Yesterday I finished Mary O’Hagan’s memoir Madness Made Me. It was a interesting and gripping read about O’Hagan‘s life including her experiences of madness and the mental health system. I especially enjoyed the second part about her activism with other psychiatric survivors and in the mad movement. There is a lot more to say, but today I want to share just one impression from Madness Made Me that reminded me of an important principle of this website.
Unfinished projects have value
The unwritten book, the never-executed research proposal, the never-sent letter to an abandoned activist coalition … There are many such unfinished projects in O’Hagan’s memoir. She writes about them without regrets, acknowledging instead how she got to them and how she abandoned them or moved on from them. She still describes them with care and detail and conveys them as something that is valuable. In one case I thought: This sounds like something that someone else working in Mad Studies has taken up since.

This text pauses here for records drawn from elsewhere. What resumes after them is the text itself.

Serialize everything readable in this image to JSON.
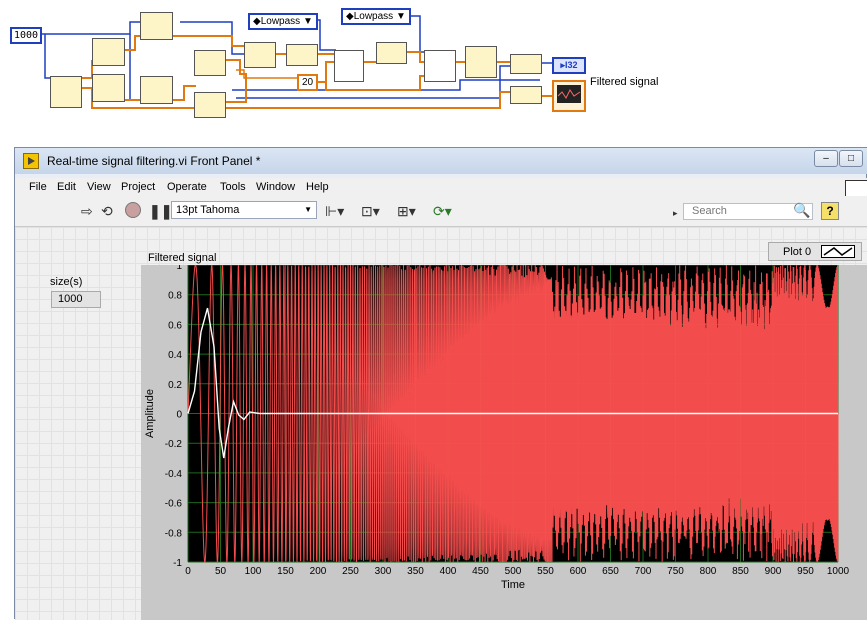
{
  "block_diagram": {
    "size_constant": "1000",
    "order_constant": "20",
    "filter_type_1": "Lowpass",
    "filter_type_2": "Lowpass",
    "output_type": "I32",
    "graph_terminal_label": "Filtered signal"
  },
  "window": {
    "title": "Real-time signal filtering.vi Front Panel *",
    "menu": [
      "File",
      "Edit",
      "View",
      "Project",
      "Operate",
      "Tools",
      "Window",
      "Help"
    ],
    "font_select": "13pt Tahoma",
    "search_placeholder": "Search",
    "help_label": "?"
  },
  "controls": {
    "size_label": "size(s)",
    "size_value": "1000"
  },
  "graph": {
    "label": "Filtered signal",
    "legend_label": "Plot 0"
  },
  "colors": {
    "plot_background": "#000000",
    "grid": "#1a6a1a",
    "raw_signal": "#ff5050",
    "filtered_signal": "#ffffff",
    "wire_orange": "#e07a10",
    "wire_blue": "#1f3fbf"
  },
  "chart_data": {
    "type": "line",
    "title": "",
    "xlabel": "Time",
    "ylabel": "Amplitude",
    "xlim": [
      0,
      1000
    ],
    "ylim": [
      -1,
      1
    ],
    "grid": true,
    "x_ticks": [
      0,
      50,
      100,
      150,
      200,
      250,
      300,
      350,
      400,
      450,
      500,
      550,
      600,
      650,
      700,
      750,
      800,
      850,
      900,
      950,
      1000
    ],
    "y_ticks": [
      1,
      0.8,
      0.6,
      0.4,
      0.2,
      0,
      -0.2,
      -0.4,
      -0.6,
      -0.8,
      -1
    ],
    "x_tick_labels": [
      "0",
      "50",
      "100",
      "150",
      "200",
      "250",
      "300",
      "350",
      "400",
      "450",
      "500",
      "550",
      "600",
      "650",
      "700",
      "750",
      "800",
      "850",
      "900",
      "950",
      "1000"
    ],
    "y_tick_labels": [
      "1",
      "0.8",
      "0.6",
      "0.4",
      "0.2",
      "0",
      "-0.2",
      "-0.4",
      "-0.6",
      "-0.8",
      "-1"
    ],
    "series": [
      {
        "color": "#ff5050",
        "kind": "chirp",
        "amplitude": 1.0,
        "note_visible": false
      },
      {
        "color": "#ffffff",
        "kind": "decaying",
        "points": [
          [
            0,
            0
          ],
          [
            10,
            0.15
          ],
          [
            20,
            0.55
          ],
          [
            30,
            0.71
          ],
          [
            40,
            0.45
          ],
          [
            48,
            -0.1
          ],
          [
            55,
            -0.3
          ],
          [
            62,
            -0.1
          ],
          [
            70,
            0.08
          ],
          [
            78,
            -0.01
          ],
          [
            86,
            -0.04
          ],
          [
            95,
            0.01
          ],
          [
            110,
            0
          ],
          [
            150,
            0
          ],
          [
            1000,
            0
          ]
        ]
      }
    ]
  }
}
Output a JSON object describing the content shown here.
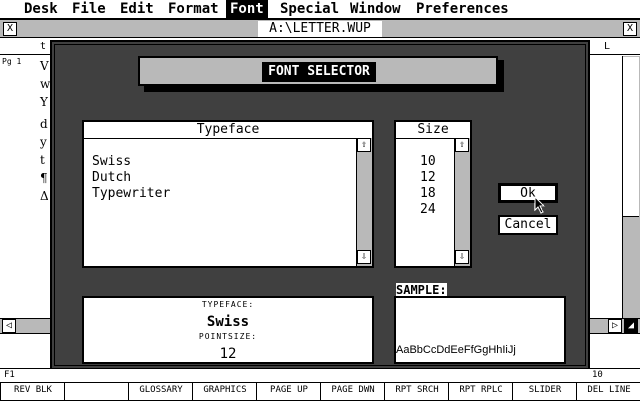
{
  "menubar": {
    "items": [
      {
        "label": "Desk"
      },
      {
        "label": "File"
      },
      {
        "label": "Edit"
      },
      {
        "label": "Format"
      },
      {
        "label": "Font"
      },
      {
        "label": "Special"
      },
      {
        "label": "Window"
      },
      {
        "label": "Preferences"
      }
    ],
    "active_index": 4
  },
  "window": {
    "title": "A:\\LETTER.WUP",
    "close_glyph": "X",
    "full_glyph": "X",
    "ruler_left": "t",
    "ruler_right": "L",
    "page_indicator": "Pg 1",
    "doc_chars": [
      "V",
      "w",
      "Y",
      "d",
      "y",
      "t",
      "¶",
      "Δ"
    ],
    "status_left": "F1",
    "status_right": "10"
  },
  "dialog": {
    "title": "FONT SELECTOR",
    "typeface_header": "Typeface",
    "size_header": "Size",
    "typefaces": [
      "Swiss",
      "Dutch",
      "Typewriter"
    ],
    "sizes": [
      "10",
      "12",
      "18",
      "24"
    ],
    "ok_label": "Ok",
    "cancel_label": "Cancel",
    "info": {
      "typeface_caption": "TYPEFACE:",
      "typeface_value": "Swiss",
      "pointsize_caption": "POINTSIZE:",
      "pointsize_value": "12"
    },
    "sample_label": "SAMPLE:",
    "sample_text": "AaBbCcDdEeFfGgHhIiJj",
    "up_arrow": "⇧",
    "down_arrow": "⇩"
  },
  "function_keys": [
    {
      "label": "REV BLK"
    },
    {
      "label": ""
    },
    {
      "label": "GLOSSARY"
    },
    {
      "label": "GRAPHICS"
    },
    {
      "label": "PAGE UP"
    },
    {
      "label": "PAGE DWN"
    },
    {
      "label": "RPT SRCH"
    },
    {
      "label": "RPT RPLC"
    },
    {
      "label": "SLIDER"
    },
    {
      "label": "DEL LINE"
    }
  ]
}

This is a spirit that I also cultivate on this website. I write about unfinished projects knowing full well that they may change shape before I finish them, or that I may never finish them. It is so antithetical to the spirit of graduate school and academic life more generally, where the „research proposal“ derives its value only by means of foreshadowing the future research project for which it is to generate funding and institutional endorsement. Or am I exaggerating the difference? In any case, I appreciated reading that O’Hagan set out to write a self-help book for people with mood swings, when other things took priority in her life and she never finished that book. It encouraged me to keep writing about, and pursuing, my own projects and not feeling like I am accrueing some sort of moral debt until I actually finish.